• REQUIREMENT: Every line of the records below that has the word "title" should be copied.

• MATERIAL SUPPLIED:
^^^^^^^^
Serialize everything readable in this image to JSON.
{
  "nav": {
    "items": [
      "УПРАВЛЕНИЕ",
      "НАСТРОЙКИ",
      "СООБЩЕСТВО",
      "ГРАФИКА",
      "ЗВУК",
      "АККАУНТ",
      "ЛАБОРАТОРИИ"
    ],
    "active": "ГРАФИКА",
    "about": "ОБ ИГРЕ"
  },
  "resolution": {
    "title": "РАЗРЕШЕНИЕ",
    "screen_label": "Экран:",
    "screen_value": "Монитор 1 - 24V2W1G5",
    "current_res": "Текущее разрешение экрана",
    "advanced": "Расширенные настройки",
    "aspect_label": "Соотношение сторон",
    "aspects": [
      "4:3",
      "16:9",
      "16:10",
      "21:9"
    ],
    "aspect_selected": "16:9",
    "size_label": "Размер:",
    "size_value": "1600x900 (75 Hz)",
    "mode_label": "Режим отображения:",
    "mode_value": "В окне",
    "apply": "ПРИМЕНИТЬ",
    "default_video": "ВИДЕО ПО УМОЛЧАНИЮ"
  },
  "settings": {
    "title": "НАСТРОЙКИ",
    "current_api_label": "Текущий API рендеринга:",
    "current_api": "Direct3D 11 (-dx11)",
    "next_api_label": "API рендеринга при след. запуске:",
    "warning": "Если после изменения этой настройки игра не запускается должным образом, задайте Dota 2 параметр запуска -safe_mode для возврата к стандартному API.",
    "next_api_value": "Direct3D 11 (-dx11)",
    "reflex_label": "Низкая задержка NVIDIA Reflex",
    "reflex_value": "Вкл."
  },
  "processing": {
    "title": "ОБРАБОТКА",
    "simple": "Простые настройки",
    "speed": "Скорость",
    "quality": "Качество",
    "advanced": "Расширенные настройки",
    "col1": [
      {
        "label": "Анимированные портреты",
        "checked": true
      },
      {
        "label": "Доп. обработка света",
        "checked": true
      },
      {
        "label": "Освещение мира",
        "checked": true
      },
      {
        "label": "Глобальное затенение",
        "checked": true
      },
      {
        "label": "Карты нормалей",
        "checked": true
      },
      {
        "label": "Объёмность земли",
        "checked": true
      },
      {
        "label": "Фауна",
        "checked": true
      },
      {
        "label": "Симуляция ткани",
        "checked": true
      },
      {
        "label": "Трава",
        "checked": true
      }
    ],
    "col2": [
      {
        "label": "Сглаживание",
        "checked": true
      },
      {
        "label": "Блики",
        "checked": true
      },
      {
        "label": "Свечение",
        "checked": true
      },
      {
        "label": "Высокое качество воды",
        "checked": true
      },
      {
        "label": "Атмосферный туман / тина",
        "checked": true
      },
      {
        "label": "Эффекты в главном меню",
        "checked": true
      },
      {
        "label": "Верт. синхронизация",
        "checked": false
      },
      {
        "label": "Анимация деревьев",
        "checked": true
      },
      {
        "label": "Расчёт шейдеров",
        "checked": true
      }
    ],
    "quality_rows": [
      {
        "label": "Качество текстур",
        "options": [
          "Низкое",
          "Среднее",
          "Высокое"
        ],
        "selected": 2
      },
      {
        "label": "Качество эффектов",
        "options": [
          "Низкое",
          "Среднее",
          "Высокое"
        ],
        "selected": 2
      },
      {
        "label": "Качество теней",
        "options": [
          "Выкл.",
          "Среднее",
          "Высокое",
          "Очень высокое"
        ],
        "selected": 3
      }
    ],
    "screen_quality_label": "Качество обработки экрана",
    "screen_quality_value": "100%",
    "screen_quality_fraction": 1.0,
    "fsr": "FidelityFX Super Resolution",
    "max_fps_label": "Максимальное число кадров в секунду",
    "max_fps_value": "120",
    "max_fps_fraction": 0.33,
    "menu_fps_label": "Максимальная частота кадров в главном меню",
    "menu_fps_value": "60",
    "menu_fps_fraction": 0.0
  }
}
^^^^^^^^
• EXERCISE RESULT:
    "title": "РАЗРЕШЕНИЕ",
    "title": "НАСТРОЙКИ",
    "title": "ОБРАБОТКА",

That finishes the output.